Entries provided:

--------------------

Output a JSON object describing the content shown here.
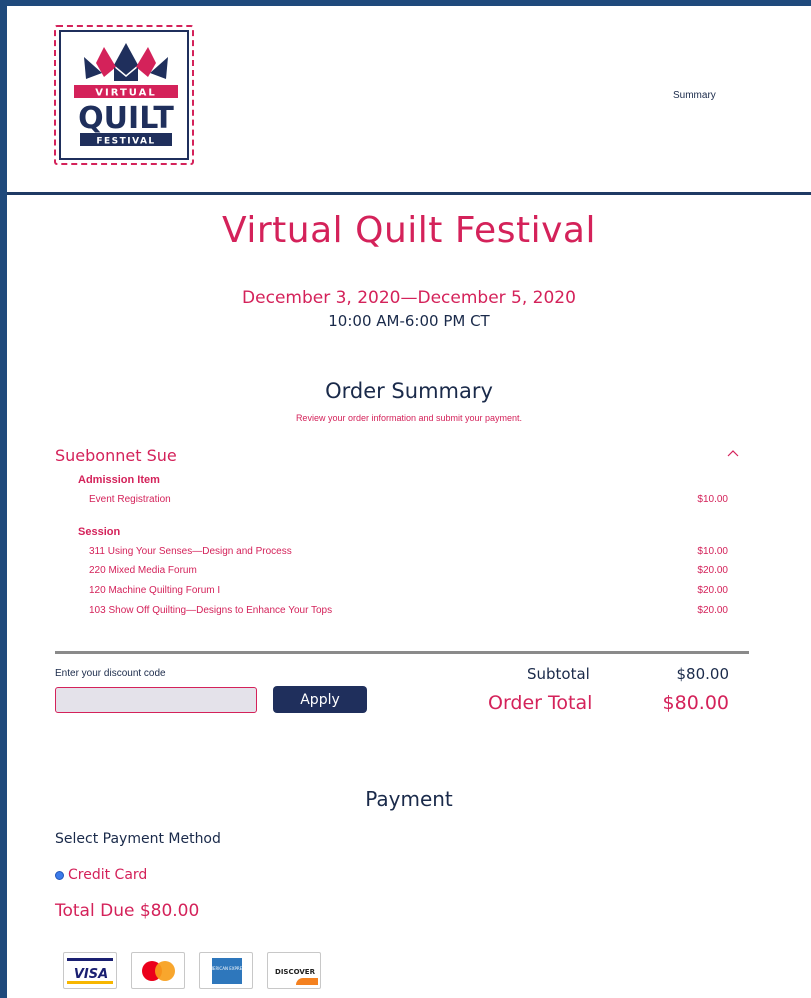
{
  "header": {
    "logo_text": {
      "line1": "VIRTUAL",
      "line2": "QUILT",
      "line3": "FESTIVAL"
    },
    "nav_summary": "Summary"
  },
  "event": {
    "title": "Virtual Quilt Festival",
    "dates": "December 3, 2020—December 5, 2020",
    "times": "10:00 AM-6:00 PM CT"
  },
  "order_summary": {
    "title": "Order Summary",
    "subtitle": "Review your order information and submit your payment.",
    "attendee": "Suebonnet Sue",
    "collapse_icon": "chevron-up-icon",
    "groups": [
      {
        "heading": "Admission Item",
        "items": [
          {
            "name": "Event Registration",
            "price": "$10.00"
          }
        ]
      },
      {
        "heading": "Session",
        "items": [
          {
            "name": "311 Using Your Senses—Design and Process",
            "price": "$10.00"
          },
          {
            "name": "220 Mixed Media Forum",
            "price": "$20.00"
          },
          {
            "name": "120 Machine Quilting Forum I",
            "price": "$20.00"
          },
          {
            "name": "103 Show Off Quilting—Designs to Enhance Your Tops",
            "price": "$20.00"
          }
        ]
      }
    ]
  },
  "discount": {
    "label": "Enter your discount code",
    "value": "",
    "apply_label": "Apply"
  },
  "totals": {
    "subtotal_label": "Subtotal",
    "subtotal_value": "$80.00",
    "order_total_label": "Order Total",
    "order_total_value": "$80.00"
  },
  "payment": {
    "title": "Payment",
    "method_label": "Select Payment Method",
    "selected_method": "Credit Card",
    "total_due": "Total Due $80.00",
    "cards": [
      {
        "name": "visa-card-icon",
        "text": "VISA"
      },
      {
        "name": "mastercard-card-icon",
        "text": ""
      },
      {
        "name": "amex-card-icon",
        "text": "AMERICAN EXPRESS"
      },
      {
        "name": "discover-card-icon",
        "text": "DISCOVER"
      }
    ]
  },
  "colors": {
    "accent": "#d4225a",
    "navy": "#1f2f5c",
    "frame": "#1f4a7c",
    "radio": "#3b7bea"
  }
}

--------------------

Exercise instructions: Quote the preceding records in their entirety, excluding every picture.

Answer section:
Output a JSON object describing the content shown here.
{
  "header": {
    "logo_text": {
      "line1": "VIRTUAL",
      "line2": "QUILT",
      "line3": "FESTIVAL"
    },
    "nav_summary": "Summary"
  },
  "event": {
    "title": "Virtual Quilt Festival",
    "dates": "December 3, 2020—December 5, 2020",
    "times": "10:00 AM-6:00 PM CT"
  },
  "order_summary": {
    "title": "Order Summary",
    "subtitle": "Review your order information and submit your payment.",
    "attendee": "Suebonnet Sue",
    "collapse_icon": "chevron-up-icon",
    "groups": [
      {
        "heading": "Admission Item",
        "items": [
          {
            "name": "Event Registration",
            "price": "$10.00"
          }
        ]
      },
      {
        "heading": "Session",
        "items": [
          {
            "name": "311 Using Your Senses—Design and Process",
            "price": "$10.00"
          },
          {
            "name": "220 Mixed Media Forum",
            "price": "$20.00"
          },
          {
            "name": "120 Machine Quilting Forum I",
            "price": "$20.00"
          },
          {
            "name": "103 Show Off Quilting—Designs to Enhance Your Tops",
            "price": "$20.00"
          }
        ]
      }
    ]
  },
  "discount": {
    "label": "Enter your discount code",
    "value": "",
    "apply_label": "Apply"
  },
  "totals": {
    "subtotal_label": "Subtotal",
    "subtotal_value": "$80.00",
    "order_total_label": "Order Total",
    "order_total_value": "$80.00"
  },
  "payment": {
    "title": "Payment",
    "method_label": "Select Payment Method",
    "selected_method": "Credit Card",
    "total_due": "Total Due $80.00",
    "cards": [
      {
        "name": "visa-card-icon",
        "text": "VISA"
      },
      {
        "name": "mastercard-card-icon",
        "text": ""
      },
      {
        "name": "amex-card-icon",
        "text": "AMERICAN EXPRESS"
      },
      {
        "name": "discover-card-icon",
        "text": "DISCOVER"
      }
    ]
  },
  "colors": {
    "accent": "#d4225a",
    "navy": "#1f2f5c",
    "frame": "#1f4a7c",
    "radio": "#3b7bea"
  }
}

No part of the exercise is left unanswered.